BMW needs to have the driver answer one question at the start of every trip: “will this drive be within (battery range) and will the car be charged at the end of the trip?” If yes, then the engine stays off; if no, then the engine turns on to replenish the battery so it doesn’t wind up trying to get around on 25KW.

We bought the i3 REX 14 months ago and in over 11 K miles have used less than 5 gallons of gasoline. Does anyone else worry about the gasoline going bad? To my knowledge, the REX has never run, as the manual warns, for its own good.

It’s a pressurized tank, so it’s not like a normal gas tank. It will run a maintenance cycle for about 10 minutes every 8 weeks if you don’t use it in that time.


I would like to see a 25 kW fuel cell fed by a liquid fuel reformer in an EV. Run renewable fuel when you need it for sustainable mobility.

I love the idea of a fuel cell replacement for the REX, but current designs are very heavy. I did see a Hinda portable fuel cell generator at the LA Auto show, but no specs were given.

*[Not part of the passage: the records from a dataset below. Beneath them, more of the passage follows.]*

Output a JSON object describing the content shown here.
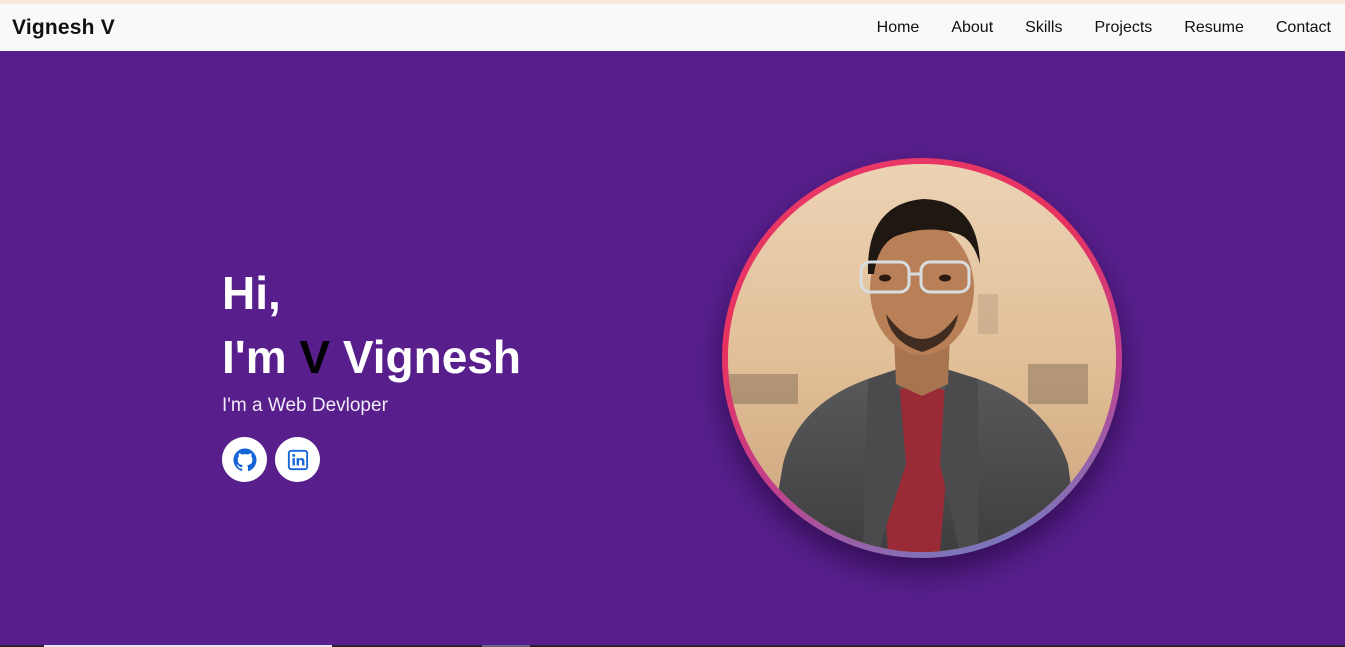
{
  "navbar": {
    "brand": "Vignesh V",
    "links": [
      "Home",
      "About",
      "Skills",
      "Projects",
      "Resume",
      "Contact"
    ]
  },
  "hero": {
    "greeting": "Hi,",
    "name_prefix": "I'm ",
    "name_initial": "V",
    "name_rest": " Vignesh",
    "tagline": "I'm a Web Devloper",
    "socials": [
      {
        "icon": "github-icon"
      },
      {
        "icon": "linkedin-icon"
      }
    ]
  },
  "colors": {
    "hero_background": "#581f8c",
    "navbar_background": "#f8f9fa",
    "social_icon": "#1565d8",
    "ring_gradient": [
      "#e83a6a",
      "#c0408e",
      "#5c8fd0"
    ]
  }
}
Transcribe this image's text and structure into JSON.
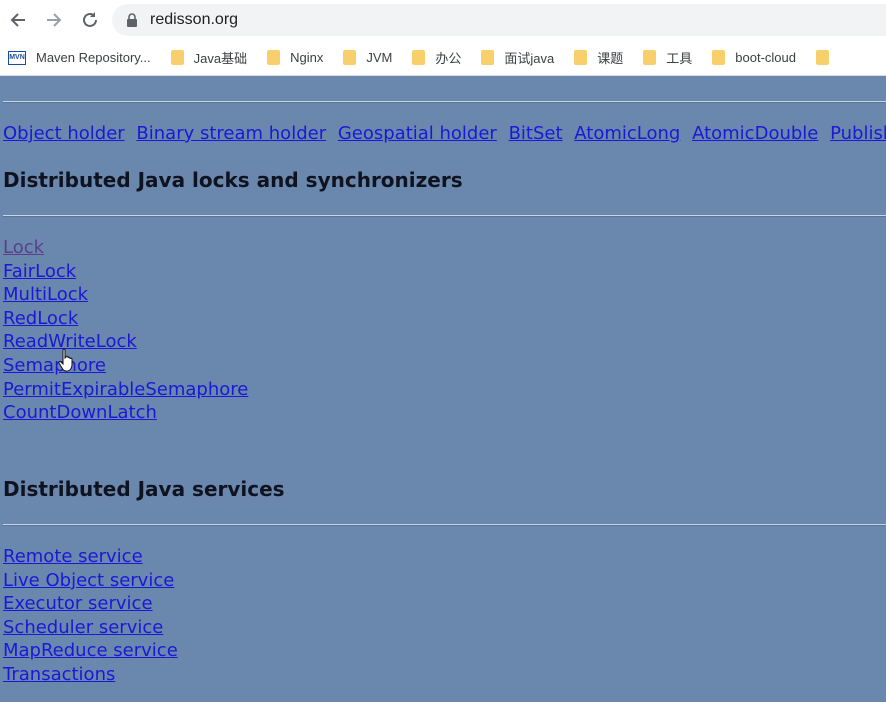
{
  "browser": {
    "url": "redisson.org",
    "bookmarks": [
      {
        "label": "Maven Repository...",
        "icon": "mvn-icon",
        "icon_text": "MVN"
      },
      {
        "label": "Java基础",
        "icon": "folder-icon"
      },
      {
        "label": "Nginx",
        "icon": "folder-icon"
      },
      {
        "label": "JVM",
        "icon": "folder-icon"
      },
      {
        "label": "办公",
        "icon": "folder-icon"
      },
      {
        "label": "面试java",
        "icon": "folder-icon"
      },
      {
        "label": "课题",
        "icon": "folder-icon"
      },
      {
        "label": "工具",
        "icon": "folder-icon"
      },
      {
        "label": "boot-cloud",
        "icon": "folder-icon"
      }
    ]
  },
  "content": {
    "inline_links": [
      "Object holder",
      "Binary stream holder",
      "Geospatial holder",
      "BitSet",
      "AtomicLong",
      "AtomicDouble",
      "PublishSubscri"
    ],
    "locks_heading": "Distributed Java locks and synchronizers",
    "locks_links": [
      "Lock",
      "FairLock",
      "MultiLock",
      "RedLock",
      "ReadWriteLock",
      "Semaphore",
      "PermitExpirableSemaphore",
      "CountDownLatch"
    ],
    "services_heading": "Distributed Java services",
    "services_links": [
      "Remote service",
      "Live Object service",
      "Executor service",
      "Scheduler service",
      "MapReduce service",
      "Transactions"
    ]
  },
  "colors": {
    "page_background": "#6a87ae",
    "link": "#1b18d6",
    "visited_link": "#5a3f8a",
    "heading": "#0f1320"
  }
}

Was there actually any answers provided to the questions?

And what was the line about Chevy Volt? It’s reversed? We build the X5 to do this??

Sounds more like a political speech ?

In a nutshell he seems to be claiming:

The EU version is perfect for the EU where there are no laws limiting range or when the REX turns on. Magically, he claims the US version is also completely perfect despite being neutered by restrictions.

He’s marketing. I get it. They want customers to choose between very low battery range PHEV’s (that are too short in range to really be worth it) and a long battery range with a REX that they admit is much more limited than a true PHEV. I get what they are trying to sell, I just don’t have to buy into it.

Their PHEV’s need more battery range for the battery to be worth it, and their REX needs more engine/range for the REX to be worth it.

I had high hopes for BMW’s next generation, but it might be a bit premature to expect to much yet. It might take a little bit for them to get where I wished they were already.

Drove my i3 Rex on a 180 mile trip this weekend in 4 degree F weather at (mostly) 70 mph. I used a DCFC and a L2 240V charger and a single ~2 gallon tank of gas.

The Rex works great BUT my car is coded back to original euro-spec instead of the inferior US-spec (which is trivial to do). I can turn on the Rex at any point below 75% percent. It is clear the car is capable even with the tiny scooter engine as it held the charge in that extreme cold weather at 70 mph.

I would have never tried this trip if I had left it in US-spec where the Rex only comes on at 6% charge.

I need the hack where can I find please? New 2015 REX owner in Atlanta. Thanks

Doug – the hack is available from here:

I’ve had this in my US REX now since May 2015 and it works great.

One (annoying) caveat – my i3 went in to the dealer recently to have a reported fault corrected. The software appears to have been upgraded and the ‘Range extender’ option no longer appears in the settings menu.

I can’t recall if this is as it was when I received the car and will need to check if the hack is compatible with the current software version.

I’d double check that before spending money on the hack yourself.